### Exercise aim
Tally the lines below that contain the word "icon". Only the total should be given.

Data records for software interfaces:
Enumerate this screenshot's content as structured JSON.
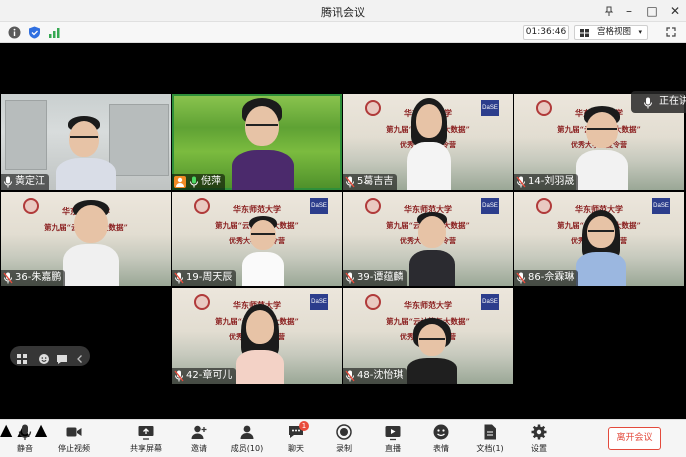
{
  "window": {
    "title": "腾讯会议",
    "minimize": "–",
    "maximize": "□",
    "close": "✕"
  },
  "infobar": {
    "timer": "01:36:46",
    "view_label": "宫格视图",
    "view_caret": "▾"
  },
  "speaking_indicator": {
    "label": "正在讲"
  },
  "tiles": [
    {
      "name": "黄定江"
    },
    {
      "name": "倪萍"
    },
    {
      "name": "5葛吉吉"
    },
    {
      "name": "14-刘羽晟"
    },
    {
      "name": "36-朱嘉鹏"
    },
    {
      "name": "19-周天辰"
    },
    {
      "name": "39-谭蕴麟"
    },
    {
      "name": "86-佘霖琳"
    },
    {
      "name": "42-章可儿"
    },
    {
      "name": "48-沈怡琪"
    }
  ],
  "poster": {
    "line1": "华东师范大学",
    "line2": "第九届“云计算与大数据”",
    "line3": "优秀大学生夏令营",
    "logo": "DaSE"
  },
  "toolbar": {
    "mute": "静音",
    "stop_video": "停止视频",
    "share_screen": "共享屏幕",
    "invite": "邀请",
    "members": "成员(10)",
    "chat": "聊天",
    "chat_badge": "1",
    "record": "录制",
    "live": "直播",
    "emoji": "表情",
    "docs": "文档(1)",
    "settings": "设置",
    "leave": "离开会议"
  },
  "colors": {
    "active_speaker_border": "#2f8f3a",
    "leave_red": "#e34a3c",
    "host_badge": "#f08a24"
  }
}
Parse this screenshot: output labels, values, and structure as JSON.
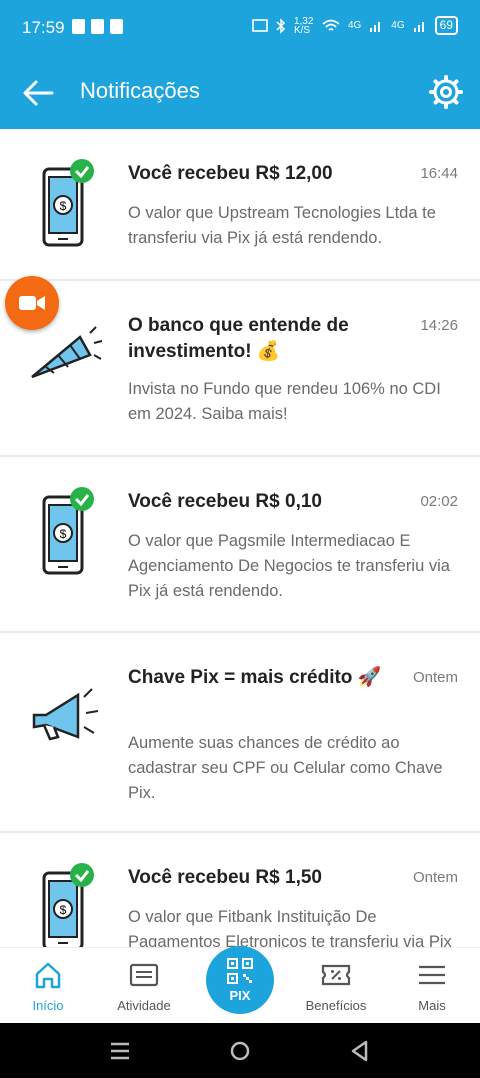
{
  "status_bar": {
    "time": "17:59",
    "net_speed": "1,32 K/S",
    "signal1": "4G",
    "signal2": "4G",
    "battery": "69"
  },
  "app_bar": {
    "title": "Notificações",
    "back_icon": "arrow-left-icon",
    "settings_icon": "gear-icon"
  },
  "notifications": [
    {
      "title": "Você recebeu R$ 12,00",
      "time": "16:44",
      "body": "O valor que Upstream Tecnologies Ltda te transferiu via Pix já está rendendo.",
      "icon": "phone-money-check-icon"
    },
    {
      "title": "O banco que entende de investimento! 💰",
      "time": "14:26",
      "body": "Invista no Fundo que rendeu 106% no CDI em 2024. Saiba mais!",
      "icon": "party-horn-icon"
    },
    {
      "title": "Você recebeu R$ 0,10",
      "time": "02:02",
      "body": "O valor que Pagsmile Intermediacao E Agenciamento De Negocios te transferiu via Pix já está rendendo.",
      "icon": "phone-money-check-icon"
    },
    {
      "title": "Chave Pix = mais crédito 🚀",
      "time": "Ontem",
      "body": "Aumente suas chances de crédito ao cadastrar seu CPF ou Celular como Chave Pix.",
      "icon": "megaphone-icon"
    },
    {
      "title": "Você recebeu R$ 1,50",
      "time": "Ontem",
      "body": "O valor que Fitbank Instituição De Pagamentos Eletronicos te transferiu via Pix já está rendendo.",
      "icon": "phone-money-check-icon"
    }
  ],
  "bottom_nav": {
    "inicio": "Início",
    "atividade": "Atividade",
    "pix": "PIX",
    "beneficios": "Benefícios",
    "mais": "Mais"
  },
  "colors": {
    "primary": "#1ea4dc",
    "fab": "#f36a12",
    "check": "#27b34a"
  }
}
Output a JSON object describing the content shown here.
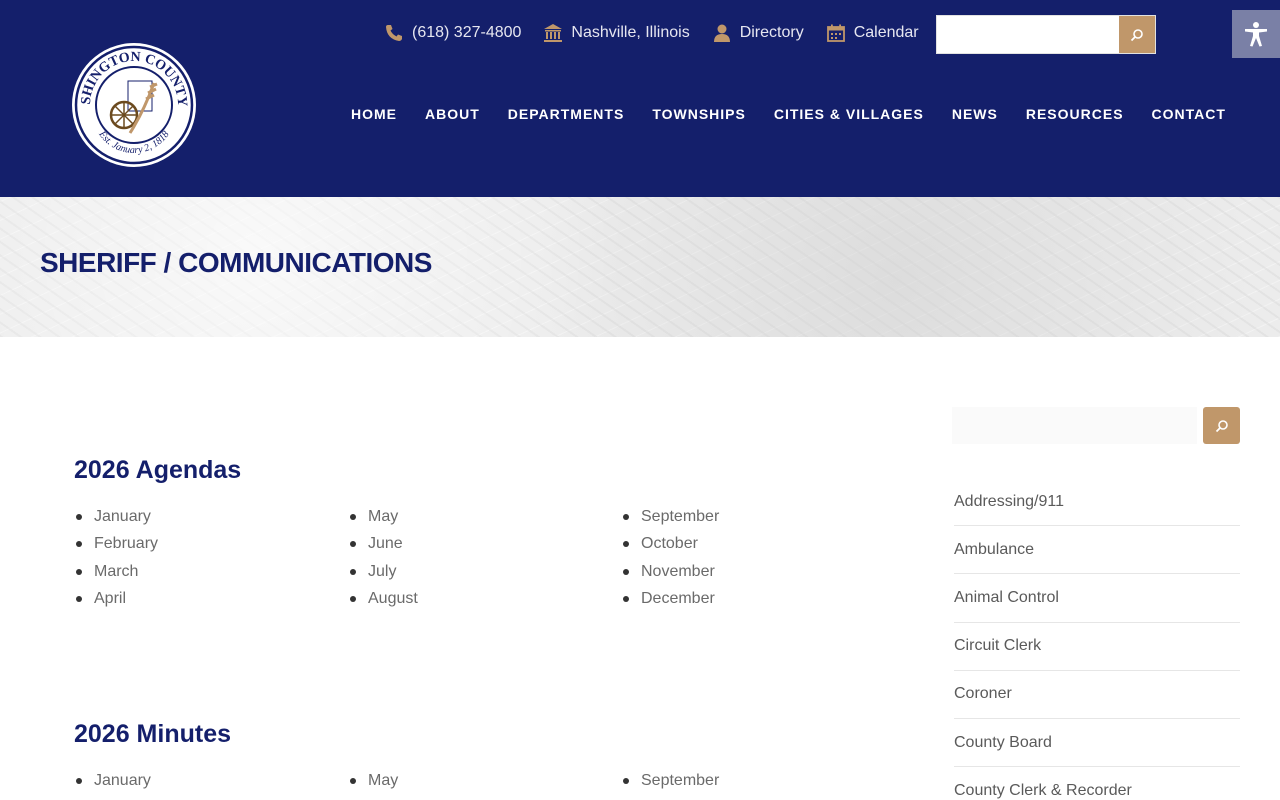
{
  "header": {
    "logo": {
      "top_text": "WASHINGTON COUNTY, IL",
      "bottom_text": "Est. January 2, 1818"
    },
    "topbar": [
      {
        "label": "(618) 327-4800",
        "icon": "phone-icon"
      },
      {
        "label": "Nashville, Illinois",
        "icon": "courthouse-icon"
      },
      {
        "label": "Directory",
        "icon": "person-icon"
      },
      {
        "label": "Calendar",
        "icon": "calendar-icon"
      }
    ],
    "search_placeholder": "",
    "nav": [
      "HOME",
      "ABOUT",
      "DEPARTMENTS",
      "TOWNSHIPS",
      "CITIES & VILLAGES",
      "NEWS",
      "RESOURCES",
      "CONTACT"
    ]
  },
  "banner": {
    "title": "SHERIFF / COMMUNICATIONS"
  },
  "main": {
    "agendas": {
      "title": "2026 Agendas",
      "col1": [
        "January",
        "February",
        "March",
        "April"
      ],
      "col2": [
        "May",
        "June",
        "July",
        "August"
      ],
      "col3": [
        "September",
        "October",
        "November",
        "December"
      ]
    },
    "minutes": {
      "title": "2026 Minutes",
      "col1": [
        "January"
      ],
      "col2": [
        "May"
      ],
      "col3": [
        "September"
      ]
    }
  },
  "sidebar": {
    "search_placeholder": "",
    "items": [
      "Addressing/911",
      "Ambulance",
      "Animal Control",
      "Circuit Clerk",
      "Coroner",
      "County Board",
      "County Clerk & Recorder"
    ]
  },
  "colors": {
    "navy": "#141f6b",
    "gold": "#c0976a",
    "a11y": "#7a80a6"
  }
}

### Problem solution
11